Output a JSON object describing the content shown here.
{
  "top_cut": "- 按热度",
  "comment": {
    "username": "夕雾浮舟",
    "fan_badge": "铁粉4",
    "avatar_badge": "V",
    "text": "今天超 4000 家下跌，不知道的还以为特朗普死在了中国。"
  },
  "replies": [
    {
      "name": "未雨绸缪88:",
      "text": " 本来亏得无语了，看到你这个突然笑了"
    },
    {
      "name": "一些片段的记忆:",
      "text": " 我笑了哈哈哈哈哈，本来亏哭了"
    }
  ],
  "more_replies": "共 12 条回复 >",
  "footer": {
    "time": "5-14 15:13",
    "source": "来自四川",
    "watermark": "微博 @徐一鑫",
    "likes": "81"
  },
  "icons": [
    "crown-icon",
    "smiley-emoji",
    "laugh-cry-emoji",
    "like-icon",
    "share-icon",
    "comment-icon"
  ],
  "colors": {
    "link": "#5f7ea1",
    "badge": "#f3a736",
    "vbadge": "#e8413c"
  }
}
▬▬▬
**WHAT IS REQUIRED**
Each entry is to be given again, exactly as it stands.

**SOLUTION TO THIS EXERCISE**
Output a JSON object describing the content shown here.
{
  "top_cut": "- 按热度",
  "comment": {
    "username": "夕雾浮舟",
    "fan_badge": "铁粉4",
    "avatar_badge": "V",
    "text": "今天超 4000 家下跌，不知道的还以为特朗普死在了中国。"
  },
  "replies": [
    {
      "name": "未雨绸缪88:",
      "text": " 本来亏得无语了，看到你这个突然笑了"
    },
    {
      "name": "一些片段的记忆:",
      "text": " 我笑了哈哈哈哈哈，本来亏哭了"
    }
  ],
  "more_replies": "共 12 条回复 >",
  "footer": {
    "time": "5-14 15:13",
    "source": "来自四川",
    "watermark": "微博 @徐一鑫",
    "likes": "81"
  },
  "icons": [
    "crown-icon",
    "smiley-emoji",
    "laugh-cry-emoji",
    "like-icon",
    "share-icon",
    "comment-icon"
  ],
  "colors": {
    "link": "#5f7ea1",
    "badge": "#f3a736",
    "vbadge": "#e8413c"
  }
}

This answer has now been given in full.